* [Prompt] Search the data below for "label"; list each line that holds it.
= Beginning of Section =
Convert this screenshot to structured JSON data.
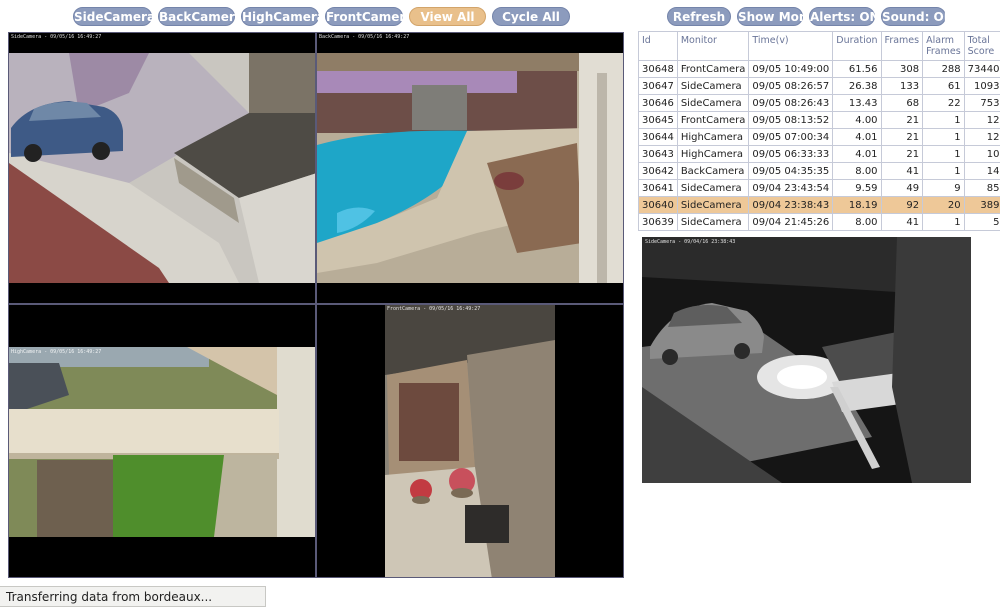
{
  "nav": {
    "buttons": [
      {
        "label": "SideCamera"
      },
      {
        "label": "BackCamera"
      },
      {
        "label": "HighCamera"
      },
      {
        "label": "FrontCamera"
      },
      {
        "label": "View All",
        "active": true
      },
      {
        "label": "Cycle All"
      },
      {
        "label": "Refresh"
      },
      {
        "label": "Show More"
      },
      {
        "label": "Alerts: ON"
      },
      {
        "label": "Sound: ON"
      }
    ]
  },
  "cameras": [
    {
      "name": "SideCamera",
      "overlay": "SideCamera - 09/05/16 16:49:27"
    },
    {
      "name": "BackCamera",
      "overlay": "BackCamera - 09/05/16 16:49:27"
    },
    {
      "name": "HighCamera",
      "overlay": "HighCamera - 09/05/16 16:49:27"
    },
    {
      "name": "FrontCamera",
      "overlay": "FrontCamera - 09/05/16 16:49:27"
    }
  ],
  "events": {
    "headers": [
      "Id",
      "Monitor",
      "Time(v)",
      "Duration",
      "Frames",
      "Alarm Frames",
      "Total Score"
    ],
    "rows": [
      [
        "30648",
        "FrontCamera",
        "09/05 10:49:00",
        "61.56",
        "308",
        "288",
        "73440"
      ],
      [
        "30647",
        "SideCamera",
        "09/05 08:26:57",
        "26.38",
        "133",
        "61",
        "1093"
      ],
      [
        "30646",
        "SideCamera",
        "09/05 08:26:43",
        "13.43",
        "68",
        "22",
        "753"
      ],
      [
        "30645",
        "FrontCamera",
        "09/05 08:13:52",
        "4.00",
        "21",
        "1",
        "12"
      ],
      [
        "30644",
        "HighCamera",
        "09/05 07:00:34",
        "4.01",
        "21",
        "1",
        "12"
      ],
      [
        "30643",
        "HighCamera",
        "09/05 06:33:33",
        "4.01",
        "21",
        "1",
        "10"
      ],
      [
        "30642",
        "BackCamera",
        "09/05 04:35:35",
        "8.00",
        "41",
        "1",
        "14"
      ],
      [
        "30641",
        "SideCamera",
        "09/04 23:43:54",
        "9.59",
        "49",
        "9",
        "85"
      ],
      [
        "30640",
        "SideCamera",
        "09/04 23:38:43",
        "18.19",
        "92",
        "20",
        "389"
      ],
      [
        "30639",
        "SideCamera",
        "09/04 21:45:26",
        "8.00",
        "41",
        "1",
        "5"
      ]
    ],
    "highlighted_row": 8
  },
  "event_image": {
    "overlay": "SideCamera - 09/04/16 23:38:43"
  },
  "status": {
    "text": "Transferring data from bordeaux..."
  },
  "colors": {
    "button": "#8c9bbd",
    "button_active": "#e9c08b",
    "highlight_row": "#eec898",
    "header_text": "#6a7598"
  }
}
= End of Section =
* [Solution for this exercise]
        "label": "SideCamera"
        "label": "BackCamera"
        "label": "HighCamera"
        "label": "FrontCamera"
        "label": "View All",
        "label": "Cycle All"
        "label": "Refresh"
        "label": "Show More"
        "label": "Alerts: ON"
        "label": "Sound: ON"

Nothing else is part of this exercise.